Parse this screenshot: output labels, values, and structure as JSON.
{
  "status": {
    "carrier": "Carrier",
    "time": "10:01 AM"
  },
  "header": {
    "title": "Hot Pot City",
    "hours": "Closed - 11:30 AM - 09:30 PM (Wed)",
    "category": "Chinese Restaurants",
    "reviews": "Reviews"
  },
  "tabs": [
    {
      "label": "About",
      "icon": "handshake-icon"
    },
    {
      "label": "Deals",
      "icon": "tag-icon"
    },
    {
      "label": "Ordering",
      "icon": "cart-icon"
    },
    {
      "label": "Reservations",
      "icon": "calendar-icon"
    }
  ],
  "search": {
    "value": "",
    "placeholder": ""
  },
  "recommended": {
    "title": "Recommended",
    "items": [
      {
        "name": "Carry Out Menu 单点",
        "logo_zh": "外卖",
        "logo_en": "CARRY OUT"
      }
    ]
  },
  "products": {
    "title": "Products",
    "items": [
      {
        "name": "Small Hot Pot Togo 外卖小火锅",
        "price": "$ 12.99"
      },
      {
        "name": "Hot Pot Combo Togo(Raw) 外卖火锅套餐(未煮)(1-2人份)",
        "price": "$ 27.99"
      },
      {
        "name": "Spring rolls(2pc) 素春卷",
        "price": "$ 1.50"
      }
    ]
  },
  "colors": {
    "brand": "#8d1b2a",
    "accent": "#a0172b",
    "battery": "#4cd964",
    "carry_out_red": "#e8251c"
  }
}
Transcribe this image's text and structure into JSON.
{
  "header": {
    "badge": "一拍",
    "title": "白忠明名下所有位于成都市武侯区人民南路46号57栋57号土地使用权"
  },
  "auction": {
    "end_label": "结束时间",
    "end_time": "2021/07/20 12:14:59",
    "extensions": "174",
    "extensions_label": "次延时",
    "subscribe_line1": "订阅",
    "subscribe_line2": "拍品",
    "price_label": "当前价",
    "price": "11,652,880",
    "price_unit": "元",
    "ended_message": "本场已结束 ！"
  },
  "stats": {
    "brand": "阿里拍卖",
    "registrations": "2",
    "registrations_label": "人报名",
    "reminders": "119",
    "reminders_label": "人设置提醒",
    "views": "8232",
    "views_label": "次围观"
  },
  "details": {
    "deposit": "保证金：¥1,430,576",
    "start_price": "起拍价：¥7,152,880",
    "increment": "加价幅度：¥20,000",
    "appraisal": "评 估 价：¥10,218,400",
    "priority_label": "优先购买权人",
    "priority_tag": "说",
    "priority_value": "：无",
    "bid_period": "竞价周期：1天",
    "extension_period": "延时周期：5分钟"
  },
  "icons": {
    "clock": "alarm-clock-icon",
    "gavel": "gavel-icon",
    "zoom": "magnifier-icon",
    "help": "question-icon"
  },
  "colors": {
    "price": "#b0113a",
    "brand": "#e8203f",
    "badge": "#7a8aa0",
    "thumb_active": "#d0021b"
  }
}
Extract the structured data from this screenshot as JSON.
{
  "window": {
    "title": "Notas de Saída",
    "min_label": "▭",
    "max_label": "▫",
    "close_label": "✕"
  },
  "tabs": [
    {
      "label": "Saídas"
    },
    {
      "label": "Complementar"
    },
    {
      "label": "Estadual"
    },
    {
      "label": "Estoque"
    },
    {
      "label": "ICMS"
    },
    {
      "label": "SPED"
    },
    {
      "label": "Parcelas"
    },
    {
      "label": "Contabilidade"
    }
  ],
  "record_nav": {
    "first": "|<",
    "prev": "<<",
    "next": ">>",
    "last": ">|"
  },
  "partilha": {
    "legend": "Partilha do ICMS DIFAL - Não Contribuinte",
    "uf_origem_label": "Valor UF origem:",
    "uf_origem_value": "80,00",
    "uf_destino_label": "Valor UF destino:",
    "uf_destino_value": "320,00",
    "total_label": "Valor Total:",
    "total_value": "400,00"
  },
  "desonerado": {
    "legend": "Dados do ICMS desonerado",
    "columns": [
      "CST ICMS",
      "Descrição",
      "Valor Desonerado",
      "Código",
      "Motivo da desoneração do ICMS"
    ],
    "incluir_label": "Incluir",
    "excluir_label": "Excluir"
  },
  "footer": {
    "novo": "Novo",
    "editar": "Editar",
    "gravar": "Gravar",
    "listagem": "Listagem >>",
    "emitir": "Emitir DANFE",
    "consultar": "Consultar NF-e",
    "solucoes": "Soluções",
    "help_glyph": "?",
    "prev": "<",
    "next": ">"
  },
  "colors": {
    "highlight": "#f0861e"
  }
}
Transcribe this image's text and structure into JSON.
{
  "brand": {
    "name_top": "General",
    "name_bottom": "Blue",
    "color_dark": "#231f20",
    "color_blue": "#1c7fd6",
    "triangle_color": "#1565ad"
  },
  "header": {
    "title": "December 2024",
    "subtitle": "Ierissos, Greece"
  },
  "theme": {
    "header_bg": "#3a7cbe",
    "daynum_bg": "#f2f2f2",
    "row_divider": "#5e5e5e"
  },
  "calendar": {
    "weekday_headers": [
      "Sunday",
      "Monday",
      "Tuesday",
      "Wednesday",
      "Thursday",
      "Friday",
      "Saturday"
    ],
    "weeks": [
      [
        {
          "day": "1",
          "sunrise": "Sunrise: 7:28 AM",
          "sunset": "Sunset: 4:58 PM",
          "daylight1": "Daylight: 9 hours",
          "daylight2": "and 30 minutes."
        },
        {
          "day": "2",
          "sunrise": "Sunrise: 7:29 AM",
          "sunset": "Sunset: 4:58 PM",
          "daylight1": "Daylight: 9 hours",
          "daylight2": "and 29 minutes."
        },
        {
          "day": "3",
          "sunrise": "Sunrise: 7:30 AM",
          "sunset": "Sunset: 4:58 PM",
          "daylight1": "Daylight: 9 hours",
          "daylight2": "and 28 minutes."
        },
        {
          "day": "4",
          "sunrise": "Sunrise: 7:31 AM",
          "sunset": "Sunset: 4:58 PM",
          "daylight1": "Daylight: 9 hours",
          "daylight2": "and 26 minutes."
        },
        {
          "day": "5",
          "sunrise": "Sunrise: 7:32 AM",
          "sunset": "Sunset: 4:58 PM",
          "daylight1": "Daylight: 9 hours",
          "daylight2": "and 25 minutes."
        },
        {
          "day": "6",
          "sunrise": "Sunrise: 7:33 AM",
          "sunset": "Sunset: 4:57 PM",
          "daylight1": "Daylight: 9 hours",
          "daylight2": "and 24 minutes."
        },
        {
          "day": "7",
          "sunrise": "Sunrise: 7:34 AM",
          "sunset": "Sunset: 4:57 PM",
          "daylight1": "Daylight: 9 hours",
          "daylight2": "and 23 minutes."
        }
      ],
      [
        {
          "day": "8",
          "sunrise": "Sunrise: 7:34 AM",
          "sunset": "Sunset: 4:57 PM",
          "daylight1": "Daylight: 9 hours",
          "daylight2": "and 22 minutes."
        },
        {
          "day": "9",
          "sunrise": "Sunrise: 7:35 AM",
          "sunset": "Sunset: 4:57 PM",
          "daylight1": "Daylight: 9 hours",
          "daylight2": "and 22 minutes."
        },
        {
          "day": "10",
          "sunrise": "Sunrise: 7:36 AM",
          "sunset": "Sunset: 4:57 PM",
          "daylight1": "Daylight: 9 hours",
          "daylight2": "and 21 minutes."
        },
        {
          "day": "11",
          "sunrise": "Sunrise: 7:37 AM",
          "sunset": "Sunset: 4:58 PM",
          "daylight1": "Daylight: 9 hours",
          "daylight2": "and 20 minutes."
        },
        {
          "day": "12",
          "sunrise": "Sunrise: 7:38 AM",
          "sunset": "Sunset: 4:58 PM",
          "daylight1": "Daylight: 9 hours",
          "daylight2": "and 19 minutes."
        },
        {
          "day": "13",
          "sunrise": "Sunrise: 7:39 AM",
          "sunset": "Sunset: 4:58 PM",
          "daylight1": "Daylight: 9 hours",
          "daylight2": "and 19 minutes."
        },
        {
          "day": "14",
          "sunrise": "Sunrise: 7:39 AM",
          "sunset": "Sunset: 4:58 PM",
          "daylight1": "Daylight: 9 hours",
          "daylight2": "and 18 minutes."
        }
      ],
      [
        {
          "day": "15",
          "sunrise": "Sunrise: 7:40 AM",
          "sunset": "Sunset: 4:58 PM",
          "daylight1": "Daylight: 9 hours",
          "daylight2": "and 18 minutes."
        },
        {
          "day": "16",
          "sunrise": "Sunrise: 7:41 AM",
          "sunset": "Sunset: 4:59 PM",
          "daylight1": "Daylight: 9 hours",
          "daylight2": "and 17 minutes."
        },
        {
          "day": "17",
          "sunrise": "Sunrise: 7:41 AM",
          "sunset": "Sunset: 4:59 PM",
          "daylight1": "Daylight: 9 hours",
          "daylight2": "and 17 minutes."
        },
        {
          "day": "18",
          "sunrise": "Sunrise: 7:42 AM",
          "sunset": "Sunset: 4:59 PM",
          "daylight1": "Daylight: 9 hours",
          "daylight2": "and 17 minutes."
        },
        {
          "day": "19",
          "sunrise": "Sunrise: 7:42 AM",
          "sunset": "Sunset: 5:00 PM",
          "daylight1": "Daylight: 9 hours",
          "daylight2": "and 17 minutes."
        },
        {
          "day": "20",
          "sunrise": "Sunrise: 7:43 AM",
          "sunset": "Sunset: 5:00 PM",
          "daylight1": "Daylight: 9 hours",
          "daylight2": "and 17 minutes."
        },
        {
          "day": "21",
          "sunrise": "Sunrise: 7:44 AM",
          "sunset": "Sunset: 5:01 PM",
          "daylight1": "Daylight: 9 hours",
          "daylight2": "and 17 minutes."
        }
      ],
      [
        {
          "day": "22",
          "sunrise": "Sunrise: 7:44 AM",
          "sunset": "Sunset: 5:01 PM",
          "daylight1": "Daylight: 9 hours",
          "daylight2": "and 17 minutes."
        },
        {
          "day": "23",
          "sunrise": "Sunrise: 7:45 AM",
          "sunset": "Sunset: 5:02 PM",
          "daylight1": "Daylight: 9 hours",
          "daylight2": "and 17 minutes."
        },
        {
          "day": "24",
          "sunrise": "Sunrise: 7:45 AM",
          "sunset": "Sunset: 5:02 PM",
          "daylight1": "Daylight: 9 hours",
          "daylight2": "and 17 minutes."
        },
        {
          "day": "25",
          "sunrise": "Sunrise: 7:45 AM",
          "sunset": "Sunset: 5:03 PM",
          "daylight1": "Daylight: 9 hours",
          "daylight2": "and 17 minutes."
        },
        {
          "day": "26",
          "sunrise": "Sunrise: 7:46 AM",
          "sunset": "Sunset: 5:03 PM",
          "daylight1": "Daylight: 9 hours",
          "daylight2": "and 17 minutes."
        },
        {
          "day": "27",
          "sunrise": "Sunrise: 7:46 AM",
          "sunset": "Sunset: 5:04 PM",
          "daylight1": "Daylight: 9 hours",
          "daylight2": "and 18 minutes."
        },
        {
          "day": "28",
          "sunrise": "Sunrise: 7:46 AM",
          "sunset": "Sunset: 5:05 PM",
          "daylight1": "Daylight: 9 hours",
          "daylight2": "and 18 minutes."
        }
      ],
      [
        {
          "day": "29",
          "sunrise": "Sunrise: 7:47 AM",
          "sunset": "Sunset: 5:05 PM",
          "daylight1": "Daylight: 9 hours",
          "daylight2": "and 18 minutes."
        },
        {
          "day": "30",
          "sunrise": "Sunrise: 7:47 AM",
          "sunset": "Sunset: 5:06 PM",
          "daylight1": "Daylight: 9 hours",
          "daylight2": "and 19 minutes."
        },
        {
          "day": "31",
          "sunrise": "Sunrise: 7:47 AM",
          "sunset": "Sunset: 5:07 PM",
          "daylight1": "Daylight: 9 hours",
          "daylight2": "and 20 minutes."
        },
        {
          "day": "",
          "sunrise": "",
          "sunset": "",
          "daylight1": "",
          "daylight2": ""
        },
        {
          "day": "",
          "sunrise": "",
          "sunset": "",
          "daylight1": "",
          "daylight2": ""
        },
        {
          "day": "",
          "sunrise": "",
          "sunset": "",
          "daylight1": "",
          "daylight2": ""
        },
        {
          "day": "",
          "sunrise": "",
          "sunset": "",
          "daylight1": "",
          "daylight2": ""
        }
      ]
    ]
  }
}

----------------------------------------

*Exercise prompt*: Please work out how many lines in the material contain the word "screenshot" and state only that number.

*Exercise result*: 2